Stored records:
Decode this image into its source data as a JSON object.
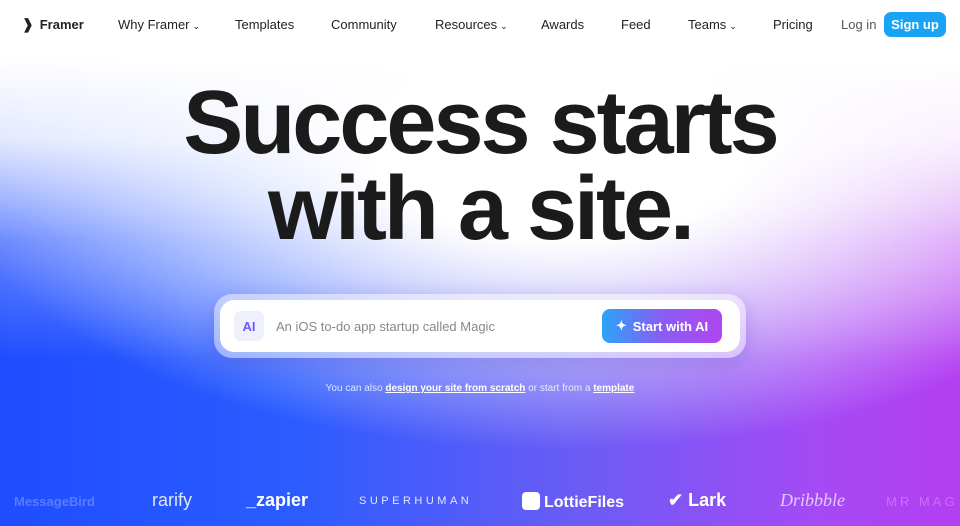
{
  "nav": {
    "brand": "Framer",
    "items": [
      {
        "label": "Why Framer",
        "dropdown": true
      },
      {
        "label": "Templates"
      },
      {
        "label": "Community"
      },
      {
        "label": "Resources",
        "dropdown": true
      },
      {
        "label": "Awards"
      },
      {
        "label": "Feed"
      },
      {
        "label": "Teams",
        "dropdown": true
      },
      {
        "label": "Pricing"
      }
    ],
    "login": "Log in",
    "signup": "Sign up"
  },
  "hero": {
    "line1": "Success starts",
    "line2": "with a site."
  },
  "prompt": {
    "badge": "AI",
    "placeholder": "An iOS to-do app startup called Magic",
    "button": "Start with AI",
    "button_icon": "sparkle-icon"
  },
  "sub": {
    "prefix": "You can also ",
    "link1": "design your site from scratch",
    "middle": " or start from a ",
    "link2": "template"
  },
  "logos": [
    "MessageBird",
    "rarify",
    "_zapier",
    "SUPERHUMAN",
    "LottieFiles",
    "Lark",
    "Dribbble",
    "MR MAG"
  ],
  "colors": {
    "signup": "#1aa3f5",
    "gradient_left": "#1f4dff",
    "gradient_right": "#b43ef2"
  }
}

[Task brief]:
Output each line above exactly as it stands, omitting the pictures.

[Solution to this exercise]:
Decode this image into its source data as a JSON object.
{
  "nav": {
    "brand": "Framer",
    "items": [
      {
        "label": "Why Framer",
        "dropdown": true
      },
      {
        "label": "Templates"
      },
      {
        "label": "Community"
      },
      {
        "label": "Resources",
        "dropdown": true
      },
      {
        "label": "Awards"
      },
      {
        "label": "Feed"
      },
      {
        "label": "Teams",
        "dropdown": true
      },
      {
        "label": "Pricing"
      }
    ],
    "login": "Log in",
    "signup": "Sign up"
  },
  "hero": {
    "line1": "Success starts",
    "line2": "with a site."
  },
  "prompt": {
    "badge": "AI",
    "placeholder": "An iOS to-do app startup called Magic",
    "button": "Start with AI",
    "button_icon": "sparkle-icon"
  },
  "sub": {
    "prefix": "You can also ",
    "link1": "design your site from scratch",
    "middle": " or start from a ",
    "link2": "template"
  },
  "logos": [
    "MessageBird",
    "rarify",
    "_zapier",
    "SUPERHUMAN",
    "LottieFiles",
    "Lark",
    "Dribbble",
    "MR MAG"
  ],
  "colors": {
    "signup": "#1aa3f5",
    "gradient_left": "#1f4dff",
    "gradient_right": "#b43ef2"
  }
}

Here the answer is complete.